Six videos used as defense exhibits in US v. Pfc. Manning released to me in ongoing FOIA request to Army
I currently have several hundred Freedom of Information Act and Privacy Act requests with every federal agency of the United States government and several current or upcoming FOIA/PA lawsuits in the works.
On March 25, 2015, the U.S. Army released six video exhibits used by Chelsea Manning’s defense at her trial in the summer of 2013. While they contain public information, they are not generally know in this context.
These videos were part of the trial proceedings and the official record of US v Pfc. Manning – a trial record, I will add, which I have been battling to release for several years.
Defense Exhibit EEE are two excerpts of testimony of Patrick F. Kennedy, Under Secretary for Management, Statement before the Senate Committee on Homeland Security and Governmental Affairs Hearing on Information Sharing in the Era of Wikileaks on March 10, 2011.
Defense Exhibit FFF contains three videos: The former Secretary of State Hillary Clinton remarks to the BBC on December 3, 2010; Secretary of Defense Robert Gates remarks on November 30, 2010; and Alec Ross, Senior Advisor for Innovation at the State Department remarks on January 23, 2012.
Defense Exhibit TT is an excerpt of Alex Gibney’s movie, “We Steal Secrets” used to impeach US Army prosecutor’s witness for aiding the enemy, Specialist Jihrleah Showman, S2 Section, 2nd Brigade Combat Team, 10th Mountain Division. Manning was acquitted of aiding the enemy.
United States v. Pfc.Manning was conducted in de facto secrecy. The public was not granted contemporaneous access to court filings or rulings during her trial.
As a result of a lawsuit against the military judge and the Military District of Washington brought by the Center for Constitutional Rights, as well as my own FOIA requests and research, an official court record for US v. Pfc. Manning was released seven months after her trial. That record is not complete.
*During the pretrial proceedings, court-martial and sentencing of Pfc. Manning, Chelsea requested to be identified as Bradley and addressed using the male pronoun.
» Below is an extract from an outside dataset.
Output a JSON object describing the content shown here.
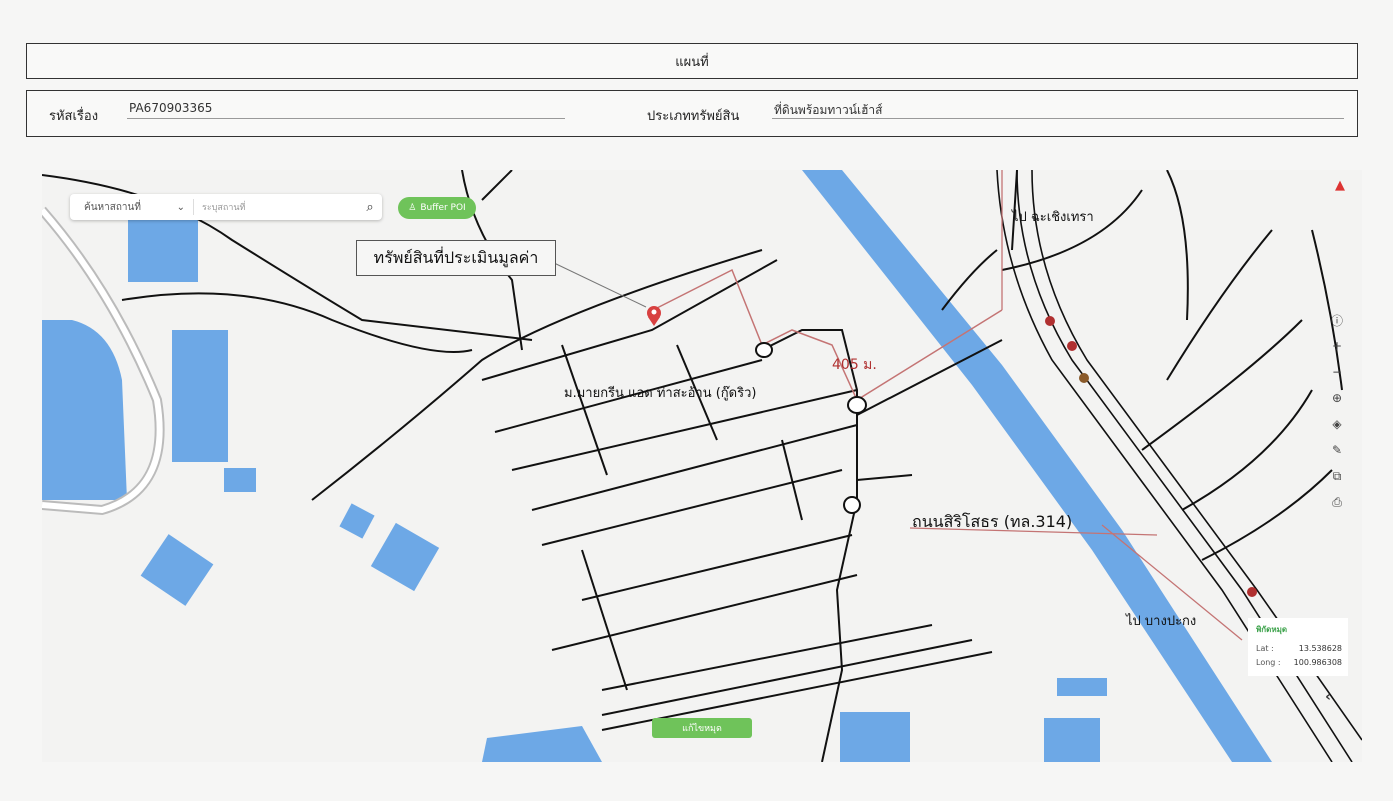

In a letter embargoed for August 22, 2013 Chelsea proclaimed that she is female and wished to be addressed from that moment forward as Chelsea E. Manning.